  • I’m still writing and posting practice videos over on Patreon. This is the one platform on which I’m still posting consistently, because as it turns out, the existence of steady pay, however little, is the key to consistent output—who knew? I feel a little weird promoting it at a time when your money can do so much good going elsewhere, but if you have $5-$20 a month to spare, and want to keep up with what I’m doing, this is how I fund my recording projects. (For real, the Patreon money goes straight into a business account that is used for me to write checks to the recording studio I work with, and any expenses I pay out of it have to be justified to an accountant and the IRS, so you can rest assured that none of it goes toward my macaron addiction or scented candle collection.)
    • P.S. The reward for the top-tier support level—$20 a month—is that I send you mail once a month, and this has become one of my favorite activities in lockdown: writing letters/cards, decorating the envelopes, picking out my favorite stamps. Cannot recommend highly enough how soothing of an activity this is in a time of isolation.

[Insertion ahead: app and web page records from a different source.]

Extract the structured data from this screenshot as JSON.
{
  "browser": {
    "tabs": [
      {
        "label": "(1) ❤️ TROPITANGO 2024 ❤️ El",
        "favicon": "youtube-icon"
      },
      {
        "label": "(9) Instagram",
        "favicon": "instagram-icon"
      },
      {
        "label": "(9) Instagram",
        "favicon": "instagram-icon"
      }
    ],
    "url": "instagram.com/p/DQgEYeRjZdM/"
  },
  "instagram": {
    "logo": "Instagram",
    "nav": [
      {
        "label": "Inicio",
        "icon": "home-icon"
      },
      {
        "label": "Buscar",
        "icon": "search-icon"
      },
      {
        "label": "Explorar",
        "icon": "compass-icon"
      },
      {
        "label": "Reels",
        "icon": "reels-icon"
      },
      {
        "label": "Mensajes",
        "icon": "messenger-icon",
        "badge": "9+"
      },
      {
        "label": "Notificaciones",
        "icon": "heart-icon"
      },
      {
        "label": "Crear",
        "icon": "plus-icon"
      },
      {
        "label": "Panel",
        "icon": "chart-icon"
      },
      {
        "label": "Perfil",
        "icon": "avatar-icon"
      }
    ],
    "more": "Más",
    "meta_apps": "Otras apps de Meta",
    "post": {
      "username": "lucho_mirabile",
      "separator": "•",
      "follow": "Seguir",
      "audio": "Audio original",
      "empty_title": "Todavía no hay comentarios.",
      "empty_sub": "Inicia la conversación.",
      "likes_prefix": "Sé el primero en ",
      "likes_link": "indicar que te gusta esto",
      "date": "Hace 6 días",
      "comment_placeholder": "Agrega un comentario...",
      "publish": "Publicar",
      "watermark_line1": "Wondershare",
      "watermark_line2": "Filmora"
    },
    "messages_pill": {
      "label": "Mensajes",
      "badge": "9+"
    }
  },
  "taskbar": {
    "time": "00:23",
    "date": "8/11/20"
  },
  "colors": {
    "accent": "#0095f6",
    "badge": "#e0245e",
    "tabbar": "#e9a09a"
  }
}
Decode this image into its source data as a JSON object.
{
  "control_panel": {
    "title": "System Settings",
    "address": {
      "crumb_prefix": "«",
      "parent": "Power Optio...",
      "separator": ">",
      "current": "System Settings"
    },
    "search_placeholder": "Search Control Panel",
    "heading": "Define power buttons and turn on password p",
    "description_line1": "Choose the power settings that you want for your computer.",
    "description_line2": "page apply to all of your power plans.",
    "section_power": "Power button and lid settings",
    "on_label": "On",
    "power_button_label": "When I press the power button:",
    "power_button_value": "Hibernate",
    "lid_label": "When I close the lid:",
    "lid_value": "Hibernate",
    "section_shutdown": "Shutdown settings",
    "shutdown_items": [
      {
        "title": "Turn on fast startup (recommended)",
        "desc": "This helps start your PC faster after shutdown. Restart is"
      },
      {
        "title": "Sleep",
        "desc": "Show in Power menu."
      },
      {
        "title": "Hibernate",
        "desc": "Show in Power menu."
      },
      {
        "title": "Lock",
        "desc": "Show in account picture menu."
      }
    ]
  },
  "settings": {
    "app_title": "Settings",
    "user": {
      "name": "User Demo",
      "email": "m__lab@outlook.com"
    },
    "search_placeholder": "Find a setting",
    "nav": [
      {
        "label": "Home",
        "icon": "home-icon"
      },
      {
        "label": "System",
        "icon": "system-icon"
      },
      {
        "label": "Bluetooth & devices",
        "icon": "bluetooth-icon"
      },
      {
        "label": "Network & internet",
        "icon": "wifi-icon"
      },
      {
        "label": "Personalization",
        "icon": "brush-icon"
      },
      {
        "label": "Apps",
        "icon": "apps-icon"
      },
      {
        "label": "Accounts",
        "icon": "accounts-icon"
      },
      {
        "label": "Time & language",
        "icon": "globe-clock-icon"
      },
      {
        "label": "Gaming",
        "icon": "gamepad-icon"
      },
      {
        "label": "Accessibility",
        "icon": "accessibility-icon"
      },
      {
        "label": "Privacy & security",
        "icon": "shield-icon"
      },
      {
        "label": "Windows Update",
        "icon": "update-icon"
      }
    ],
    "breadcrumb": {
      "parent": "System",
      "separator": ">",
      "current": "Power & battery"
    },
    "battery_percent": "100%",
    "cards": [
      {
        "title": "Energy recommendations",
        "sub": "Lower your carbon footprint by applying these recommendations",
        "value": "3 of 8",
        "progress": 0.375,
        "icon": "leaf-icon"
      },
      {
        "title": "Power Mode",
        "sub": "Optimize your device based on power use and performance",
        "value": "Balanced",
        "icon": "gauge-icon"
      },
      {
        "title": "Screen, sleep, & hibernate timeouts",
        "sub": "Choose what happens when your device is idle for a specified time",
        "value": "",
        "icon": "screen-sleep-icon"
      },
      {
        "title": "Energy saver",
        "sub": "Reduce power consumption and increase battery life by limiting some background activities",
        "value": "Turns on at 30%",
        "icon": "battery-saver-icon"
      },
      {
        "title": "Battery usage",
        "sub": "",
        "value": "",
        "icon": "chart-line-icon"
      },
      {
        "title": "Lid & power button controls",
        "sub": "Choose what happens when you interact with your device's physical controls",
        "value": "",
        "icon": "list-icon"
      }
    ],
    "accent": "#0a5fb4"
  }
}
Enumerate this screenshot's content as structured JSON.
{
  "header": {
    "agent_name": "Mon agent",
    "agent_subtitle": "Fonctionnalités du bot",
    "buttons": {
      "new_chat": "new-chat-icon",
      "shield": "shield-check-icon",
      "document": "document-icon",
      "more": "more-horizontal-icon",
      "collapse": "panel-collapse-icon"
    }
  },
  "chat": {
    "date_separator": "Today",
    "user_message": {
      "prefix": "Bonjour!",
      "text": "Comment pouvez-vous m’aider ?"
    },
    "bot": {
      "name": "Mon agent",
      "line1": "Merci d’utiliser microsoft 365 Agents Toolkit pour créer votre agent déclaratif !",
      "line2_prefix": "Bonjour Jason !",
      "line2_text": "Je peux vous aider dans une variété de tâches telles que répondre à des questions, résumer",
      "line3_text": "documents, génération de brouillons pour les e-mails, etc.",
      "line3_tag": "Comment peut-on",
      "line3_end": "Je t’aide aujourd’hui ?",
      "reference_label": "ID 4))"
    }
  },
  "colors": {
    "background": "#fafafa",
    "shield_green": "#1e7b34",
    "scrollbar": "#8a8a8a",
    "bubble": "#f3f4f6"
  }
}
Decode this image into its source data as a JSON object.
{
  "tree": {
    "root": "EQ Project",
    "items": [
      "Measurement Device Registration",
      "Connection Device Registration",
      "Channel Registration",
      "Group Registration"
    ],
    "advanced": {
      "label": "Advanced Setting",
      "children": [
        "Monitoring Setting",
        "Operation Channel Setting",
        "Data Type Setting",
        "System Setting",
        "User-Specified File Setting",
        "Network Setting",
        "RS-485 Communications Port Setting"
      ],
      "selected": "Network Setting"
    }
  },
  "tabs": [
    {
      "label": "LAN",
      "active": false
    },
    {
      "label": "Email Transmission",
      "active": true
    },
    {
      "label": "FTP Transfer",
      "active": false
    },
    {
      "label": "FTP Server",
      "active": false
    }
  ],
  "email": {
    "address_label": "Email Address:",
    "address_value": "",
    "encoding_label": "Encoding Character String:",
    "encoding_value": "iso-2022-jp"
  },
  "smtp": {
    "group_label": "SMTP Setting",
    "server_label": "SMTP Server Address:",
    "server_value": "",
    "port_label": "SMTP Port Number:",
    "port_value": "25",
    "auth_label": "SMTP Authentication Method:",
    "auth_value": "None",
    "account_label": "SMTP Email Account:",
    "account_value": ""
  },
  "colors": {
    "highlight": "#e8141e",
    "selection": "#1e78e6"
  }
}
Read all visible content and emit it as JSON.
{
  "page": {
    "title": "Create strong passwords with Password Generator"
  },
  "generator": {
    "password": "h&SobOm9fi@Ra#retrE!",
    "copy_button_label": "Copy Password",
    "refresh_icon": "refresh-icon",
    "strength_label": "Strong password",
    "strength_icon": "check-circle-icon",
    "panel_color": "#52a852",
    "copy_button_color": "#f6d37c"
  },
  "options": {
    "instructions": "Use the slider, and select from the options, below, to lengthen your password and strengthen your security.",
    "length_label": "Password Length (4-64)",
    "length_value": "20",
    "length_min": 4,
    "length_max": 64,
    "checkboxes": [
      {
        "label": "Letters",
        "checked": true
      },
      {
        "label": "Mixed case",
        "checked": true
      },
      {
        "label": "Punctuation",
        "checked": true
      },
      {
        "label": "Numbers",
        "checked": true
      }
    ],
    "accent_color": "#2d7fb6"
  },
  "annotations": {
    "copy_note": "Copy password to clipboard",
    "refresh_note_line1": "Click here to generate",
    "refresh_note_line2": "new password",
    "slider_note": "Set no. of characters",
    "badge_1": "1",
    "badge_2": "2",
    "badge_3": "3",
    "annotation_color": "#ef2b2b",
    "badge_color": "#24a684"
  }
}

  • I updated my website (finally) to reflect the projects I’ve done and the platforms I’m on. My website at the beginning of the year had no place for me to show the recording or writing I’ve been doing, or the places I’ve been mentioned/featured/promoted. I overhauled it and it now has all these handy pages (recordings! press! writing! a whole page just for social media!) where the stuff I’m listing in this blog post actually has an official home.
  • I started some hobby accounts just for myself. As my personal social media accounts have started tilting in the direction of being semi-professional, I’ve felt weirdly self-conscious about spamming Twitter and Instagram with random things I love. So I created an Instagram account to log my 2020 reading where I write a little mini-review of every new book I finish, and, in classic Millennial fashion, an Instagram for my cat. (Oh yeah, I got a cat. She’s the best quarantine buddy in the world.)

That’s it for now, folks. 2020 is not the year I planned for, but I’m still proud of the things I’ve been able to do, and it’s a privilege to have any accomplishments at all and to share them with you. I hope you’re okay, in whatever way “okay” means to you. Stay safe, wear a mask, and thanks for being here.